{Quote hidden}

Here is the difficulty, and the reason I suggested you use backwards references
instead of forwards references:

Microchip
 12Cxxx
   508
   509
   672
 16c5x
   2
   4
   5
   6
Atmel
 ...
   ...

If the record 'Microchip' is to refer to all its children, you have to have the
ability to store at least 2 child references in its record.  If 12Cxxx is to
refer to all its children, you'll need at least 3 child references in its
record.  Where will you stop?  You may need only one record with 20 children,
but all the records in that database have that much space, so much of it is
wasted.  You can use linked lists to alleviate this issue, but then you are
trying to do normal DB activity and linked list activity.  In my estimation, it
would be better to use just one method to hold data unless there are other
reasons to do it this way.

Of course, this only works if each child has only *one* parent.  If your parents
are sharing children (which is just plain wrong... ;-) then you will need a
seperate table (which will act like a linked list, but be accessed like a DB).

Have you done much with DB design?  There are tons of good books out 'there' on
the subject, and would probably help you immensely.  While you aren't exactly
designing a huge database, the theory behind database design is quite advanced,
and you will save lots of brain cells if you read up on it before you go too
much further.

{Quote hidden}

Well, you can do this in nearly any language you like.  Pick the one you are
most familiar with.  I am not familiar with Delphi, so you are on your own
there.  There will, however, be directory functions which should return lists of
files and directories in any given directory.  You should be able to use a
recursive function to go through all the directories, gather the data, and write
one file with all the info without too much difficulty.  Unless the data is
already in Paradox, I would skip using a database program at all.  If the data
is in a database (paradox, access, other) then you can write a program/macro to
take the info and write the file directly from the database.  I understand
Paradox has a decent language, and I know access is usable in this respect.

I hope this helps.

-Adam

2000\06\06@085855 by Alan B Pearce

face picon face
It seems to me that you are making/sorting the database on a PC, and then
transferring it to a PIC to access. is this correct?
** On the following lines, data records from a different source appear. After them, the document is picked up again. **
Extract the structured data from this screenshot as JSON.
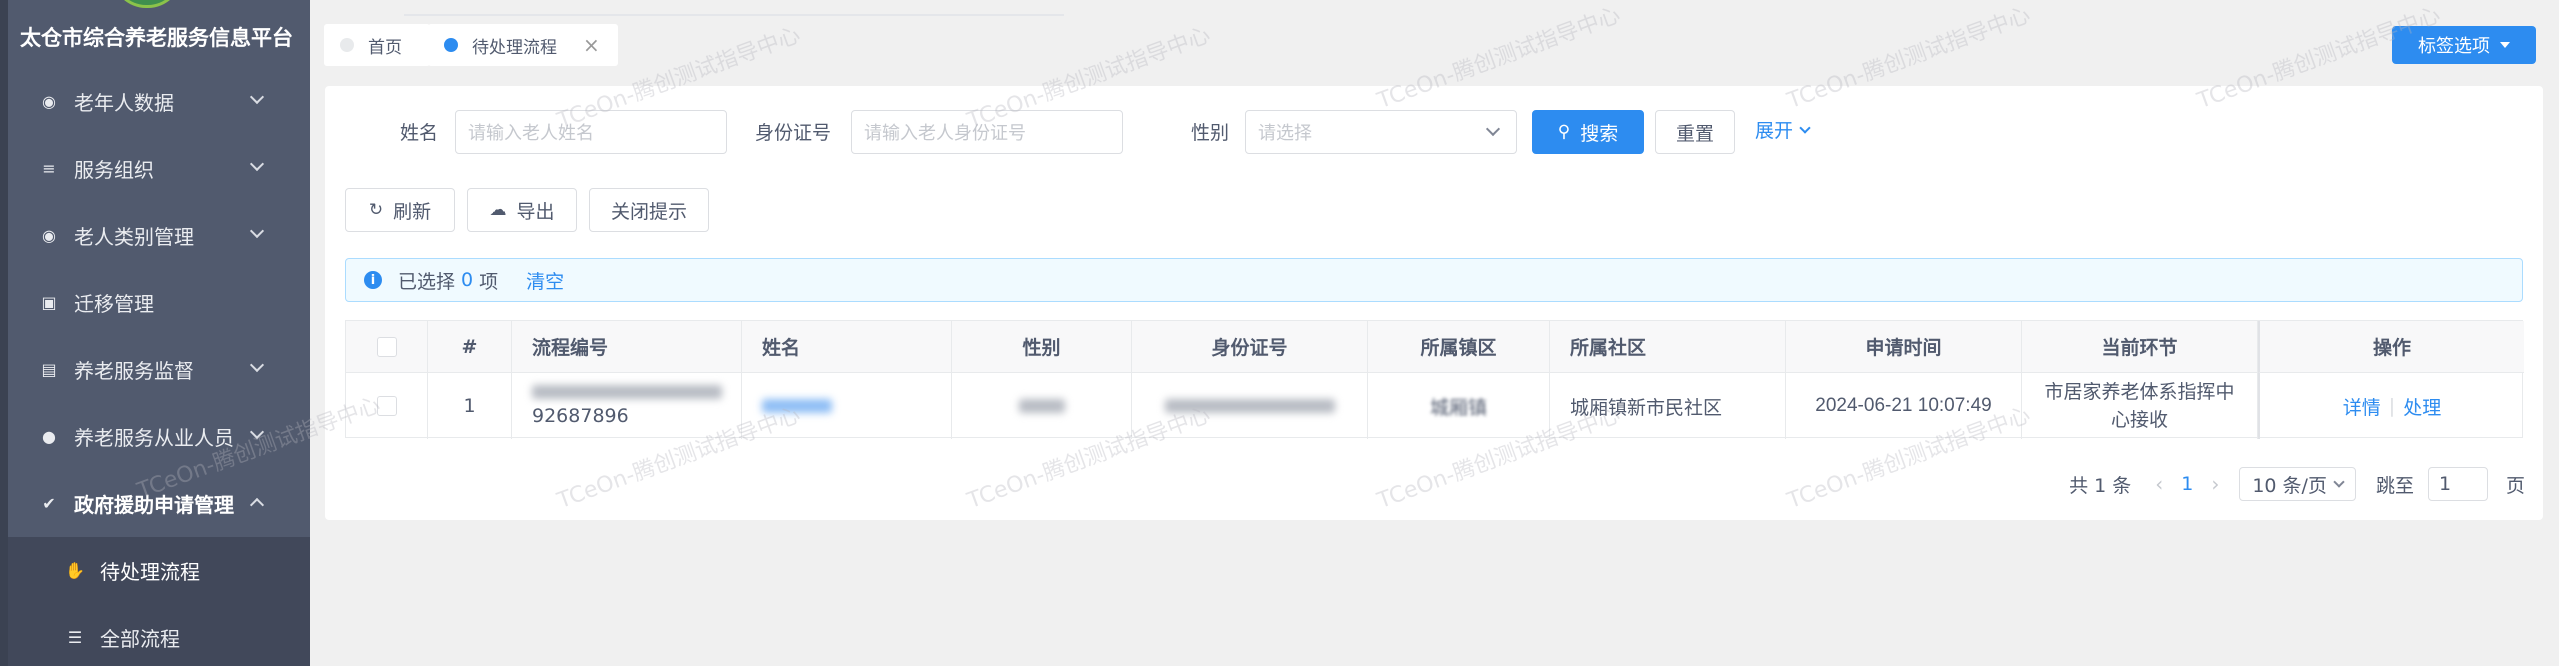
{
  "app": {
    "title": "太仓市综合养老服务信息平台"
  },
  "sidebar": {
    "items": [
      {
        "label": "老年人数据",
        "icon": "user-data-icon"
      },
      {
        "label": "服务组织",
        "icon": "list-icon"
      },
      {
        "label": "老人类别管理",
        "icon": "category-icon"
      },
      {
        "label": "迁移管理",
        "icon": "chart-icon"
      },
      {
        "label": "养老服务监督",
        "icon": "clipboard-icon"
      },
      {
        "label": "养老服务从业人员",
        "icon": "people-icon"
      },
      {
        "label": "政府援助申请管理",
        "icon": "check-circle-icon"
      },
      {
        "label": "待处理流程",
        "icon": "hand-icon"
      },
      {
        "label": "全部流程",
        "icon": "filter-icon"
      }
    ]
  },
  "tabs": [
    {
      "label": "首页"
    },
    {
      "label": "待处理流程",
      "close": "×"
    }
  ],
  "tag_options": {
    "label": "标签选项"
  },
  "search": {
    "name_label": "姓名",
    "name_placeholder": "请输入老人姓名",
    "id_label": "身份证号",
    "id_placeholder": "请输入老人身份证号",
    "gender_label": "性别",
    "gender_placeholder": "请选择",
    "search_button": "搜索",
    "reset_button": "重置",
    "expand_link": "展开"
  },
  "toolbar": {
    "refresh": "刷新",
    "export": "导出",
    "close_tip": "关闭提示"
  },
  "alert": {
    "prefix": "已选择",
    "count": "0",
    "suffix": "项",
    "clear": "清空"
  },
  "table": {
    "headers": [
      "#",
      "流程编号",
      "姓名",
      "性别",
      "身份证号",
      "所属镇区",
      "所属社区",
      "申请时间",
      "当前环节",
      "操作"
    ],
    "rows": [
      {
        "index": "1",
        "flow_no": "92687896",
        "town": "城厢镇",
        "community": "城厢镇新市民社区",
        "apply_time": "2024-06-21 10:07:49",
        "stage": "市居家养老体系指挥中心接收",
        "action_detail": "详情",
        "action_separator": "|",
        "action_process": "处理"
      }
    ]
  },
  "pager": {
    "total": "共 1 条",
    "prev": "‹",
    "current": "1",
    "next": "›",
    "page_size": "10 条/页",
    "jump_label": "跳至",
    "jump_value": "1",
    "page_unit": "页"
  },
  "watermark": {
    "text": "TCeOn-腾创测试指导中心"
  }
}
If so I would use a table
to access the records.

E.G.

parent1    table
child1    pointer to text for parent1/child1
child2    pointer to text for parent1/child2
...
...
...
parent2    table
child1    pointer to text for parent2/child1
child2    pointer to text for parent2/child2
...
...

I am not a database designer, but it would seem that this should not be too hard
to organise if you are already using Delphi for the PC database. It should be
possible to write a module that would generate the necessary PIC source for you
from the database contents.

It would get more complex if the data then requires you to have grandchild
fields (i.e. a third level of selection, but this could probably still be
handled using a suitable table structure.

It may well be that with a bit of thought the text could be put in an external
large eeprom with the tables in internal program memory. you gave no specific
info about how large each record is, so this may be necessary anyway.

2000\06\06@191348 by David Huisman

flavicon
face
The structure is fixed.
It is

Parent(1)
  - Child(1)
     - Grandchild(1)
        - Data(1)
        - Data(2)
        - Data(n)
     - Grandchild(n)
  - Child(n)
Parent(2)
  - ......

The Parent/Child/Grandchild are levels only, each one only has a title and a
pointer to level below until the Grandchild level. This level then points to
the start of the first data block and each data block has a pointer to the
next data block within this grandchild.

The data blocks can vary in size at creation on the PC. The max size per
block is apprx 400 characters.

The data is being stored in a 4MB storage device.

The PIC only needs to track which item you select in each level and store
its ptr on a stack (3 bytes).
So... The levels are basically just a menu, the only data resides in the
lowest blocks.
The structure will never grow beyond the number of levels shown.

Regards
David Huisman

More... (looser matching)
- Last day of these posts
- In 2000 , 2001 only
- Today
- New search...